I come from a long line of teachers on both sides of my family, so I imagine there is something in the blood, but teaching is one of the things I’ve enjoyed doing most in life. This is the third year in a row that I’ve taught Integrated Energy Systems, a graduate electricial engineering course that I designed and curated as an avenue for young engineers to explore the ineractions between energy, society, economy and well-being through the lens of African case-study and scholarship.
Our energy systems – from electricity, to heating, cooling, cooking, and transportation fuels – are at the core of our economies, powering commerce, and industry. They are critical to achieving development goals like food security, and universal access to information and quality healthcare. So, energy systems are multidimensional and complex, and understanding these linkages is key to designing, sustainable, low-carbon futures. Over my many years as a student and practitioner in this space, I’ve found that courses on energy and the Global South can often be patronizing (though well-meaning) and often ignore the larger global, systemic issues that perpetuate such extremely different lived experiences. My goal with this course is to introduce young engineers to these complexities and this multidimensionality in ways that are authentic to our lived experience, as communities of the continent and of the diaspora. Students came from far and wide – Trinidad to Ivory Coast, Burundi to Nigeria.
Spring 2022: Took my amazing cohort to visit e-mobility company @AmpersandMotor1 today. They had a blast learning about cleantech revolutionizing the continent. To me THIS is African Union. In this photo: Nigeria, Ghana, Ivory Coast, Rwanda, Tanzania, Uganda, Kenya, Ethiopia and Jamaica.
I lecture this course for Carnegie Mellon University, Africa through a combination of hybrid and in-person lectures at the Kigali campus. Each year the class is full of talented engineers from all across the continent. I have designed the course to start from the basics of how we even define what is a problem or what is a solution, and who in our world holds the power to make those decisions. We move into the thermodynamics of energy, and look at the application of different technologies in the African context. There are assignments whose questions draw right froom the daily news, helping lift the theory off the pages into their homes and daily conversations.

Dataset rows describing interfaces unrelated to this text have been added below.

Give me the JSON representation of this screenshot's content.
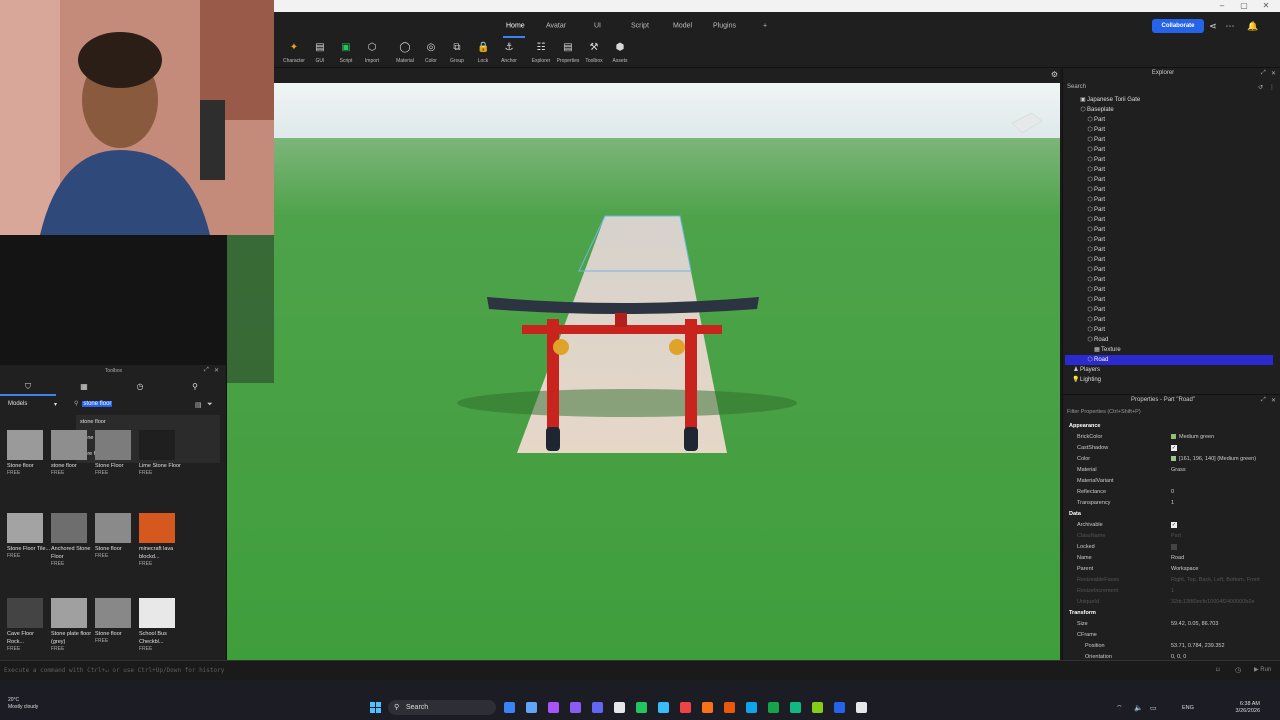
{
  "tabs": [
    "Home",
    "Avatar",
    "UI",
    "Script",
    "Model",
    "Plugins",
    "+"
  ],
  "collaborate_label": "Collaborate",
  "ribbon": [
    "Character",
    "GUI",
    "Script",
    "Import",
    "Material",
    "Color",
    "Group",
    "Lock",
    "Anchor",
    "Explorer",
    "Properties",
    "Toolbox",
    "Assets"
  ],
  "toolbox": {
    "title": "Toolbox",
    "category": "Models",
    "search_value": "stone floor",
    "suggestions": [
      "stone floor",
      "stone flor",
      "store floor"
    ],
    "items": [
      {
        "name": "Stone floor",
        "price": "FREE",
        "color": "#9a9a9a"
      },
      {
        "name": "stone floor",
        "price": "FREE",
        "color": "#8e8e8e"
      },
      {
        "name": "Stone Floor",
        "price": "FREE",
        "color": "#7c7c7c"
      },
      {
        "name": "Lime Stone Floor",
        "price": "FREE",
        "color": "#1f1f1f"
      },
      {
        "name": "Stone Floor Tile...",
        "price": "FREE",
        "color": "#a3a3a3"
      },
      {
        "name": "Anchored Stone Floor",
        "price": "FREE",
        "color": "#6e6e6e"
      },
      {
        "name": "Stone floor",
        "price": "FREE",
        "color": "#8a8a8a"
      },
      {
        "name": "minecraft lava blockd...",
        "price": "FREE",
        "color": "#d5581f"
      },
      {
        "name": "Cave Floor Rock...",
        "price": "FREE",
        "color": "#444444"
      },
      {
        "name": "Stone plate floor (grey)",
        "price": "FREE",
        "color": "#a0a0a0"
      },
      {
        "name": "Stone floor",
        "price": "FREE",
        "color": "#888888"
      },
      {
        "name": "School Bus Checkbl...",
        "price": "FREE",
        "color": "#e8e8e8"
      }
    ]
  },
  "explorer": {
    "title": "Explorer",
    "search_placeholder": "Search",
    "rows": [
      {
        "label": "Japanese Torii Gate",
        "indent": 2,
        "icon": "▣"
      },
      {
        "label": "Baseplate",
        "indent": 2,
        "icon": "⬡"
      },
      {
        "label": "Part",
        "indent": 3,
        "icon": "⬡"
      },
      {
        "label": "Part",
        "indent": 3,
        "icon": "⬡"
      },
      {
        "label": "Part",
        "indent": 3,
        "icon": "⬡"
      },
      {
        "label": "Part",
        "indent": 3,
        "icon": "⬡"
      },
      {
        "label": "Part",
        "indent": 3,
        "icon": "⬡"
      },
      {
        "label": "Part",
        "indent": 3,
        "icon": "⬡"
      },
      {
        "label": "Part",
        "indent": 3,
        "icon": "⬡"
      },
      {
        "label": "Part",
        "indent": 3,
        "icon": "⬡"
      },
      {
        "label": "Part",
        "indent": 3,
        "icon": "⬡"
      },
      {
        "label": "Part",
        "indent": 3,
        "icon": "⬡"
      },
      {
        "label": "Part",
        "indent": 3,
        "icon": "⬡"
      },
      {
        "label": "Part",
        "indent": 3,
        "icon": "⬡"
      },
      {
        "label": "Part",
        "indent": 3,
        "icon": "⬡"
      },
      {
        "label": "Part",
        "indent": 3,
        "icon": "⬡"
      },
      {
        "label": "Part",
        "indent": 3,
        "icon": "⬡"
      },
      {
        "label": "Part",
        "indent": 3,
        "icon": "⬡"
      },
      {
        "label": "Part",
        "indent": 3,
        "icon": "⬡"
      },
      {
        "label": "Part",
        "indent": 3,
        "icon": "⬡"
      },
      {
        "label": "Part",
        "indent": 3,
        "icon": "⬡"
      },
      {
        "label": "Part",
        "indent": 3,
        "icon": "⬡"
      },
      {
        "label": "Part",
        "indent": 3,
        "icon": "⬡"
      },
      {
        "label": "Part",
        "indent": 3,
        "icon": "⬡"
      },
      {
        "label": "Road",
        "indent": 3,
        "icon": "⬡"
      },
      {
        "label": "Texture",
        "indent": 4,
        "icon": "▦"
      },
      {
        "label": "Road",
        "indent": 3,
        "icon": "⬡",
        "selected": true
      },
      {
        "label": "Players",
        "indent": 1,
        "icon": "♟"
      },
      {
        "label": "Lighting",
        "indent": 1,
        "icon": "💡"
      }
    ]
  },
  "properties": {
    "title": "Properties - Part \"Road\"",
    "filter_placeholder": "Filter Properties (Ctrl+Shift+P)",
    "rows": [
      {
        "type": "section",
        "label": "Appearance"
      },
      {
        "type": "prop",
        "name": "BrickColor",
        "value": "Medium green",
        "swatch": "#8fbf6a"
      },
      {
        "type": "prop",
        "name": "CastShadow",
        "value": "",
        "check": true
      },
      {
        "type": "prop",
        "name": "Color",
        "value": "[161, 196, 140] (Medium green)",
        "swatch": "#a1c48c"
      },
      {
        "type": "prop",
        "name": "Material",
        "value": "Grass"
      },
      {
        "type": "prop",
        "name": "MaterialVariant",
        "value": ""
      },
      {
        "type": "prop",
        "name": "Reflectance",
        "value": "0"
      },
      {
        "type": "prop",
        "name": "Transparency",
        "value": "1"
      },
      {
        "type": "section",
        "label": "Data"
      },
      {
        "type": "prop",
        "name": "Archivable",
        "value": "",
        "check": true
      },
      {
        "type": "prop",
        "name": "ClassName",
        "value": "Part",
        "dim": true
      },
      {
        "type": "prop",
        "name": "Locked",
        "value": "",
        "dim_check": true
      },
      {
        "type": "prop",
        "name": "Name",
        "value": "Road"
      },
      {
        "type": "prop",
        "name": "Parent",
        "value": "Workspace"
      },
      {
        "type": "prop",
        "name": "ResizeableFaces",
        "value": "Right, Top, Back, Left, Bottom, Front",
        "dim": true
      },
      {
        "type": "prop",
        "name": "ResizeIncrement",
        "value": "1",
        "dim": true
      },
      {
        "type": "prop",
        "name": "UniqueId",
        "value": "32dc13f80ecfe10004f2400000b2e",
        "dim": true
      },
      {
        "type": "section",
        "label": "Transform"
      },
      {
        "type": "prop",
        "name": "Size",
        "value": "59.42, 0.05, 86.703"
      },
      {
        "type": "prop",
        "name": "CFrame",
        "value": ""
      },
      {
        "type": "prop",
        "name": "Position",
        "value": "53.71, 0.784, 239.352",
        "indent": true
      },
      {
        "type": "prop",
        "name": "Orientation",
        "value": "0, 0, 0",
        "indent": true
      }
    ]
  },
  "command_placeholder": "Execute a command with Ctrl+↵ or use Ctrl+Up/Down for history",
  "taskbar": {
    "weather_temp": "20°C",
    "weather_desc": "Mostly cloudy",
    "search_label": "Search",
    "lang": "ENG",
    "time": "6:38 AM",
    "date": "3/26/2026",
    "apps": [
      "#3b82f6",
      "#60a5fa",
      "#a855f7",
      "#8b5cf6",
      "#6366f1",
      "#e5e7eb",
      "#22c55e",
      "#38bdf8",
      "#ef4444",
      "#f97316",
      "#ea580c",
      "#0ea5e9",
      "#16a34a",
      "#10b981",
      "#84cc16",
      "#2563eb",
      "#e5e7eb"
    ]
  },
  "colors": {
    "accent": "#3b82f6",
    "selection": "#2a2ad0",
    "torii_red": "#c8231d"
  }
}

Our class time is full of rich conversation with local guest speakers who help further reinforce the technical content with their stories of being developers, researchers, or policy makers, or activists, painting a solid picture for students of what real careers look like. By the end of the course, students have taken a tour through the physics, social science, engineering, and justice of energy, with a heavy dose of critical thinking and a heavier dose of heart. Perhaps my favorite part is the one-on-one sessions I get to have with students between and after classes, where they share their aspirations or challenges, and we work through ideas together.
I also open up our experiences and learning to the broader CMU Africa student population. In previous years I’ve given campus wide guest lectures, and have arranged campus-wide panel discussions with WRI Africa’s fantastic bench of scientists, agriculturalists, and researchers, born and based in Rwanda. In May 2022, my WRI Africa team helped me pull of a truly amazing feat. WRI Africa and partners brought over 50 African youth activists from across the continent together with students for a full-day workshop on engagement and capacity building on energy, at the CMU Africa campus, ahead of the bi-annual Sustainable Energy for All Forum, held in Kigali later that week. They took these learnings directly into the SEforAll Forum, and it ended up making the record books – this was the largest youth delegation ever at an international energy forum (see my previous blog for more on that event, or watch the highlights reel here).
Spring 2022: Took my students to visit one of the largest utility-scale solar plants in East Africa, 8.5MW. @EASTAFRICANPOW1 technicians gave them a full rundown on PV ops. Watching them ask such sharp engineering questions was humbling, rewarding and inspiring.
Students have shared with me what an impact this course and our many campus events have had on them – I often hear the course has helped shape their career aspirations, or given them new confidence – but truly it is me who feels the gratitude. Each years cohort feels so driven, so motivated, so powerfully sharp and capable, it is an honor to have the chance to interact with them and contribute in some small way to their on-ramp. Many of them are now successfully graduated, landed into largely research or industry, and I feel so proud of what they are already accomplishing. They make me hopeful, they make me feel that the future is in safe hands. The Spring 2023 semester just successfully concluded, so I wanted to shout out these amazing students and share a bit about them with you!
Here is a highlights reel students put together themselves of our site visits, which makes me smile! And here is another fun one we did interview style on jobs opportunities. I am forever grateful for and proud of these young people and for the reward of teaching. African talent is boundless, it is their time!